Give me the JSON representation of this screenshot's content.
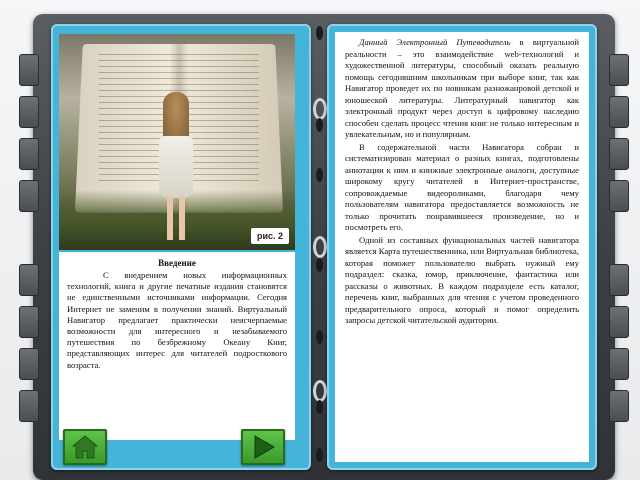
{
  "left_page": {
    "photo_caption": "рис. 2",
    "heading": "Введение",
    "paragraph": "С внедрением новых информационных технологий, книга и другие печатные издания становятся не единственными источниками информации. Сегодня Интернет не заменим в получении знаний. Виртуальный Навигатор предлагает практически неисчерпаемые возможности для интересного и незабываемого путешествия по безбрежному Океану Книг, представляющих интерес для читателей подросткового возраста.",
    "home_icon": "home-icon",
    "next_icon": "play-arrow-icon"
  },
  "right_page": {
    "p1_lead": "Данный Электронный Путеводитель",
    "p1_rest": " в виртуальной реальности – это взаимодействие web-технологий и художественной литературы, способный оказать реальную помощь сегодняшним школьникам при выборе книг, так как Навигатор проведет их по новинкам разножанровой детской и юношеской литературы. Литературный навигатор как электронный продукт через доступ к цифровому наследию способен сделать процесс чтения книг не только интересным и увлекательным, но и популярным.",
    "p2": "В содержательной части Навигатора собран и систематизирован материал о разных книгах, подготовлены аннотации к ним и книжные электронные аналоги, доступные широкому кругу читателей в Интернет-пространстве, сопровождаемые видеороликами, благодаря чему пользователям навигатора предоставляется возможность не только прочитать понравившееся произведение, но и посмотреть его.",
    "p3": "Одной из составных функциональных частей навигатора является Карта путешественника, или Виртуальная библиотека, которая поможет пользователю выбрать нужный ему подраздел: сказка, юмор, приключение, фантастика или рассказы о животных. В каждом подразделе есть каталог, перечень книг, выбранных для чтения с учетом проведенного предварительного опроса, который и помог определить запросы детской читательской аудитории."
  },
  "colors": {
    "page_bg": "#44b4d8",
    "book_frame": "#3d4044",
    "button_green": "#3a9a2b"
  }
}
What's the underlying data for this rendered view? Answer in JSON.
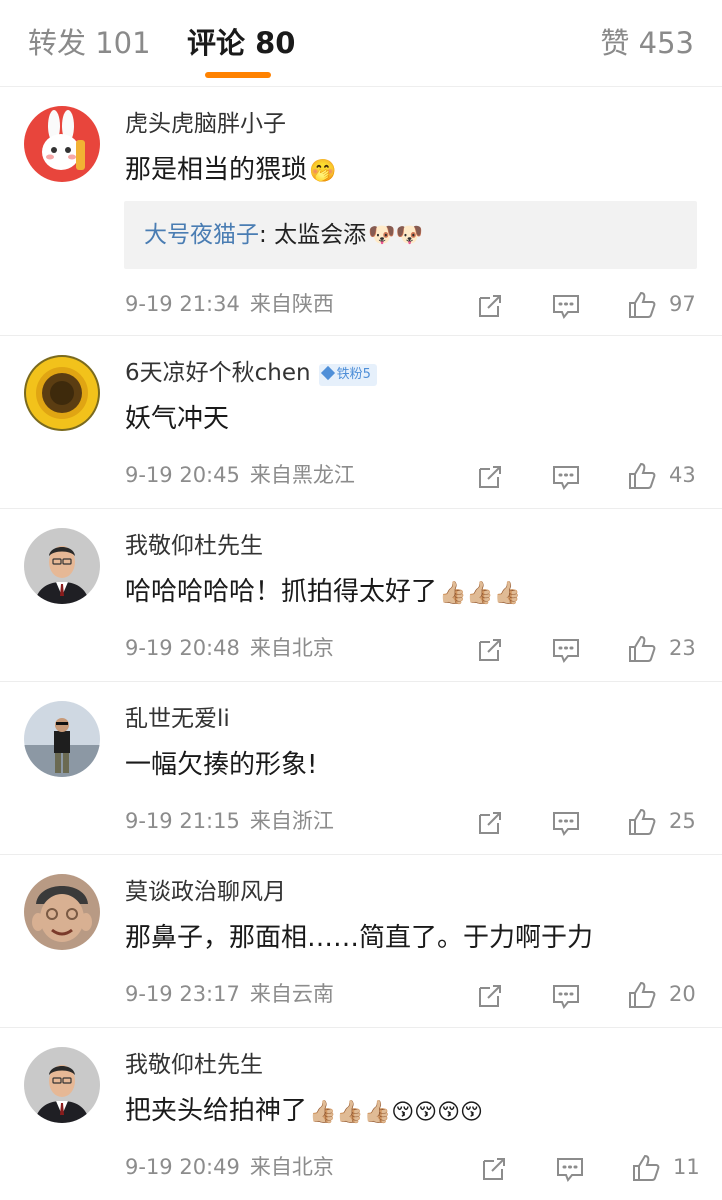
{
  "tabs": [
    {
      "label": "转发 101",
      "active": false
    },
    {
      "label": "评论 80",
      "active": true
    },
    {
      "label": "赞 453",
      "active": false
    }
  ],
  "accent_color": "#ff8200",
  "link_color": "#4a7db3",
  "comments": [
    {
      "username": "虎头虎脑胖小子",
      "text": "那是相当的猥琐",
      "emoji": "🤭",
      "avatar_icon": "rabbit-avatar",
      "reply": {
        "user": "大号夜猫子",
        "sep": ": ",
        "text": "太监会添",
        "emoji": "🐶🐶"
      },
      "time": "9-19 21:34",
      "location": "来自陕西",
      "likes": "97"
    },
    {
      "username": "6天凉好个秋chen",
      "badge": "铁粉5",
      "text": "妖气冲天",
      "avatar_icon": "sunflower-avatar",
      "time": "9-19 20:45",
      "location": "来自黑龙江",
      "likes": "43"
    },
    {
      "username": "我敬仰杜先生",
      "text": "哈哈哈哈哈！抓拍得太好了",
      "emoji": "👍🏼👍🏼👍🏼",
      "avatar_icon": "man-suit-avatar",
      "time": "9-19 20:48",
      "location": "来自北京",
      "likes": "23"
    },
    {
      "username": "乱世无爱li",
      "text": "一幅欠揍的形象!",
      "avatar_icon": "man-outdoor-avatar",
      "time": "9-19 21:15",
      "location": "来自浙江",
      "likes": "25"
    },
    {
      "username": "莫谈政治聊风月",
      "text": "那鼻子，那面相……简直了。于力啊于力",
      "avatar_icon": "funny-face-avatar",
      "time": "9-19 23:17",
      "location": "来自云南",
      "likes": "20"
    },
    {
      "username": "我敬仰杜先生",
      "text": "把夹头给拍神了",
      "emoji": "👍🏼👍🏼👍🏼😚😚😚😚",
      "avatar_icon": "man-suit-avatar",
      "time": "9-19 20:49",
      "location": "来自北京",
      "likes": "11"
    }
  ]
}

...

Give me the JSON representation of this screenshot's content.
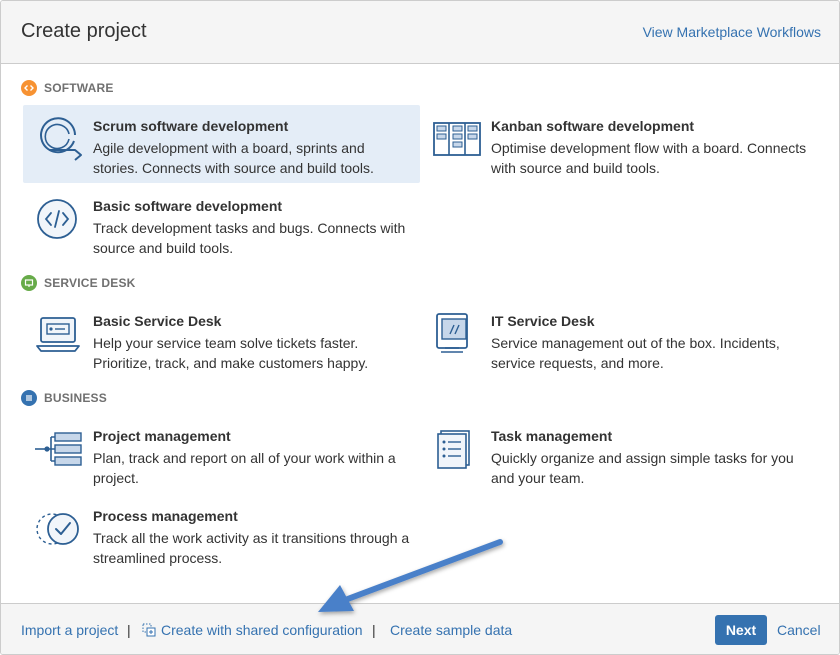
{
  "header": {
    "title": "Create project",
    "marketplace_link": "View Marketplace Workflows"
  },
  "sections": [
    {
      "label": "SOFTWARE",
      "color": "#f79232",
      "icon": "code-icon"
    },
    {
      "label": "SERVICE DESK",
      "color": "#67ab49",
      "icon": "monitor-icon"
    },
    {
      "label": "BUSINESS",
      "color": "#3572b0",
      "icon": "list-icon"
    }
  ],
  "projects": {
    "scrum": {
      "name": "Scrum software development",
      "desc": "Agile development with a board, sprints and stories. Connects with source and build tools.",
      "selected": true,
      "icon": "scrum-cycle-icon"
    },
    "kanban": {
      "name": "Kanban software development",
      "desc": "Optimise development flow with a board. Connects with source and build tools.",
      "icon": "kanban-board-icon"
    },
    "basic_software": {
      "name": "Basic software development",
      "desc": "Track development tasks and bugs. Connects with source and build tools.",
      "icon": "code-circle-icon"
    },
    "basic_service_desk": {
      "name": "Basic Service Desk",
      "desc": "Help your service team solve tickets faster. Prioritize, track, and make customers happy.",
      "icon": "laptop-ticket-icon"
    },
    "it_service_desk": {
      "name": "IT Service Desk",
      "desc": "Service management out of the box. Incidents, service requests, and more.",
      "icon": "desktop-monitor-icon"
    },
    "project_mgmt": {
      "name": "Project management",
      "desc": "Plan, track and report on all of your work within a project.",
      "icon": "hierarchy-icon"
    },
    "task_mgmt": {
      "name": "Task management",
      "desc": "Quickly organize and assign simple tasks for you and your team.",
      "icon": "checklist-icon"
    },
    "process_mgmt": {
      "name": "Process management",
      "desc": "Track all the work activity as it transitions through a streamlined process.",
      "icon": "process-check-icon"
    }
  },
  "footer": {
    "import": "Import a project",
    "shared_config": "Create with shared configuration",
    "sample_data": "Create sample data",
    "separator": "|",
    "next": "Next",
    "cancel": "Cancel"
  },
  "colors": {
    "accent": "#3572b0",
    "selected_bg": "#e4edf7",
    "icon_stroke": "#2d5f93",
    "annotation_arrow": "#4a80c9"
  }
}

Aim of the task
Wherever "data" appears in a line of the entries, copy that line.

Response
What's the underlying data for this rendered view? Answer in JSON.
    "sample_data": "Create sample data",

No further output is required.